In this case, appellant's arguments that she had not agreed to the amount of outstanding arrears or to a waiver of further claims is contradicted by the transcript of the June 14, 2018 hearing. The transcript confirms that appellee's counsel stated on the record that the parties had reached an agreement that appellee would pay alimony of $400 per month plus $50 per month towards the remaining arrears of $495, with a final payment for arrears of $95 on March 31, 2019. Appellee's counsel also represented that the parties had agreed that there were no other claims between the parties and that "[t]hey release each other from any further matters arising out of the marriage."

Counsel for both parties examined their clients on the record and confirmed that the parties understood the terms of the agreement and agreed to immediately be bound by the agreement. Appellant's counsel made no objection on the record to the terms of the agreement, nor did she take any action in the circuit court to set aside the agreement following the hearing. We agree with the circuit court that the agreement placed on record at the June 14, 2018 hearing was binding on the parties and that appellant failed to preserve any objections she may have had to the terms of the agreement.
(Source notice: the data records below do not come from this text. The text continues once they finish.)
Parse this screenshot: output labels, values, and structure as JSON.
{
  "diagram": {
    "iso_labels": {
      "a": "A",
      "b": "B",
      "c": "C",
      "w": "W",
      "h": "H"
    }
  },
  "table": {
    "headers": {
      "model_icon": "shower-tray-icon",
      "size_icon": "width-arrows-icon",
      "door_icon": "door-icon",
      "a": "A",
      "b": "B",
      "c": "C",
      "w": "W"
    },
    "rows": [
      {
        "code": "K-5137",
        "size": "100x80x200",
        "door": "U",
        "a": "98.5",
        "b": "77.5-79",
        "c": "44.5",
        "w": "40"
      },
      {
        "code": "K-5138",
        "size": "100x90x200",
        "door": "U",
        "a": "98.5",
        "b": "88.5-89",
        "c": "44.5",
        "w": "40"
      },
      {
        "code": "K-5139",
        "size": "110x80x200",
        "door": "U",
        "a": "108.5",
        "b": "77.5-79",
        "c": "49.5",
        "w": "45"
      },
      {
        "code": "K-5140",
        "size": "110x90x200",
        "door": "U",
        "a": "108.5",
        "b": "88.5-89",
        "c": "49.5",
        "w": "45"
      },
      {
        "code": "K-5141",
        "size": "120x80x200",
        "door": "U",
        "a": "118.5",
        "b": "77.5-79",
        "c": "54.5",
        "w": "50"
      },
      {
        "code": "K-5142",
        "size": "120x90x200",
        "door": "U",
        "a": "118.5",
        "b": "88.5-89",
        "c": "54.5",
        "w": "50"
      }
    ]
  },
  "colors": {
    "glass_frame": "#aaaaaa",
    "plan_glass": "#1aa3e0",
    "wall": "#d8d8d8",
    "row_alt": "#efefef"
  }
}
Appellant's argument that the court erred in determining that her contempt petition was moot is also without merit. "'A case is moot when there is no longer an existing controversy between the parties at the time it is before the court so that the court cannot provide an effective remedy.'" O'Brien & Gere Engineers, Inc. v. City of Salisbury, 447 Md. 394, 405 (2016) (quoting Clark v. O'Malley, 434 Md. 171, 192 n. 11 (2013)); Dept. of Human Resources, v. Roth, 398 Md. 137, 143 (2007) (citation omitted). See also Cianos v. State, 338 Md. 406, 410 (1995) (a claim is moot when a decision on it "cannot have any practical effect on the controversy") (citation omitted).
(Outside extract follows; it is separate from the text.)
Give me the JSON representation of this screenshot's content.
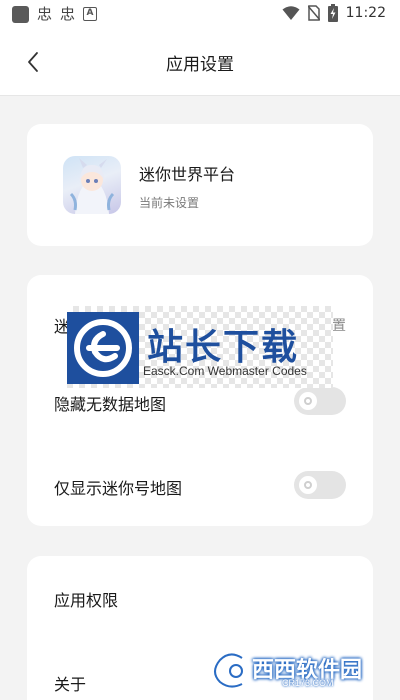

There was no existing controversy regarding alimony or arrears before the court at the time of the January 7, 2019 hearing. Appellee did not dispute that he had not paid alimony since the June 14, 2018 hearing or that he had not provided a vehicle to appellant. The parties had agreed that appellee was obligated to pay alimony of $400.00 per month through March 31, 2019 and, that as of June 14, 2018, he owed arrearages of $495.00. The court incorporated those terms into the judgment and added alimony that had accrued from the June 14, 2018 hearing to the January 7, 2019 hearing. The court further ordered that the alimony be deducted from appellee's salary by income withholding and that appellee provide appellant with a vehicle equipped with an automatic transmission, titled in her name, that had passed Maryland inspection, as appellant had requested. Because the judgment was immediately enforceable, it was unnecessary for the court to include a further deadline by which appellee was to provide the vehicle. The divorce judgment addressed the issues raised in appellant's contempt petitions, and there was no further relief that the court could provide.
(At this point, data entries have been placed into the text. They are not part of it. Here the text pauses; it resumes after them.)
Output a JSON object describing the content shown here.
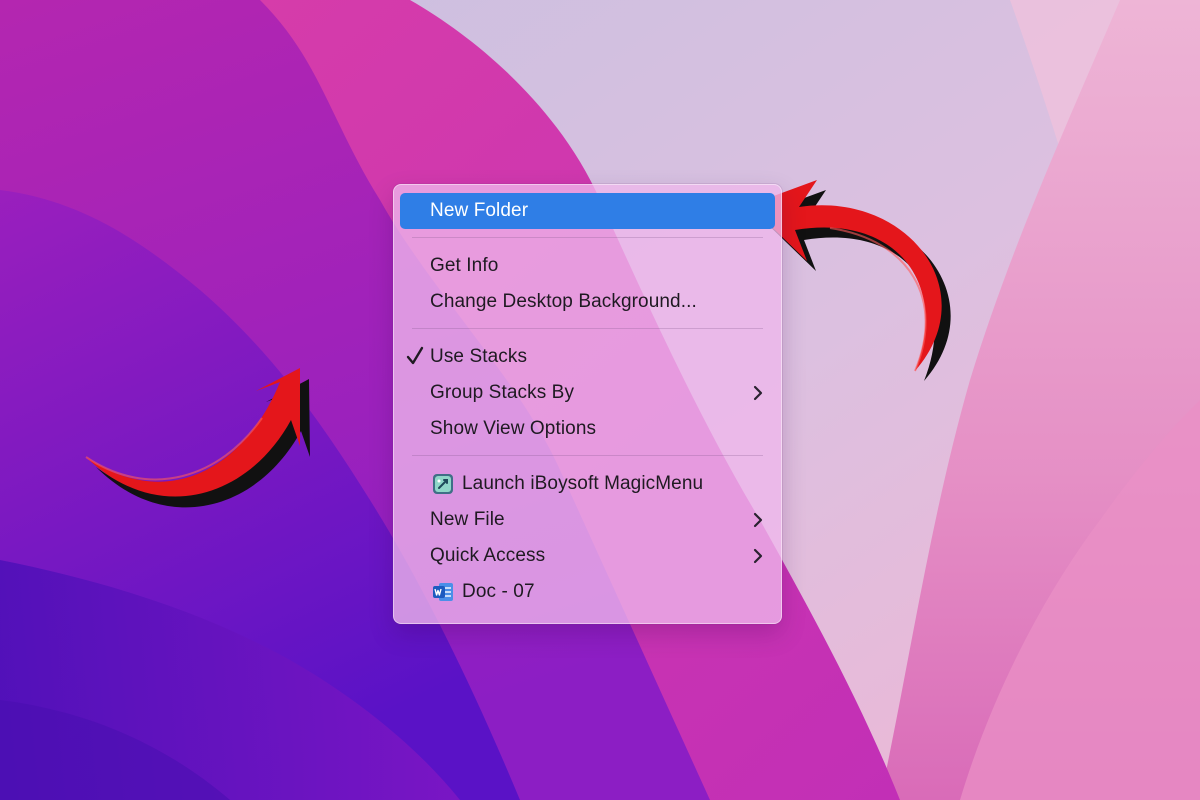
{
  "desktop": {
    "wallpaper": "macOS Monterey purple-pink wave wallpaper"
  },
  "annotations": {
    "arrow_color": "#e4161b",
    "arrow_shadow_color": "#111111"
  },
  "context_menu": {
    "highlight_color": "#2f7ee6",
    "groups": [
      [
        {
          "label": "New Folder",
          "highlighted": true
        }
      ],
      [
        {
          "label": "Get Info"
        },
        {
          "label": "Change Desktop Background..."
        }
      ],
      [
        {
          "label": "Use Stacks",
          "checked": true
        },
        {
          "label": "Group Stacks By",
          "submenu": true
        },
        {
          "label": "Show View Options"
        }
      ],
      [
        {
          "label": "Launch iBoysoft MagicMenu",
          "icon": "magicmenu-icon"
        },
        {
          "label": "New File",
          "submenu": true
        },
        {
          "label": "Quick Access",
          "submenu": true
        },
        {
          "label": "Doc - 07",
          "icon": "word-document-icon"
        }
      ]
    ]
  }
}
At oral argument, appellant's counsel argued that appellee has not complied with the terms of the judgment of divorce entered on January 12, 2019. Appellee's counsel disagreed. At this juncture, appellant's remedy for appellee's noncompliance with the terms of the final judgment lies in the circuit court.

We conclude that the court did not abuse its discretion in determining that the judgment of absolute divorce resolved the controversy between the parties and, therefore, appellant's contempt petitions were moot.


Summaries of

Davis v. Davis

Feb 12, 2020
No. 2486 (Md. Ct. Spec. App. Feb. 12, 2020)
Case details for

Davis v. Davis

Case Details



Date published: Feb 12, 2020


No. 2486 (Md. Ct. Spec. App. Feb. 12, 2020)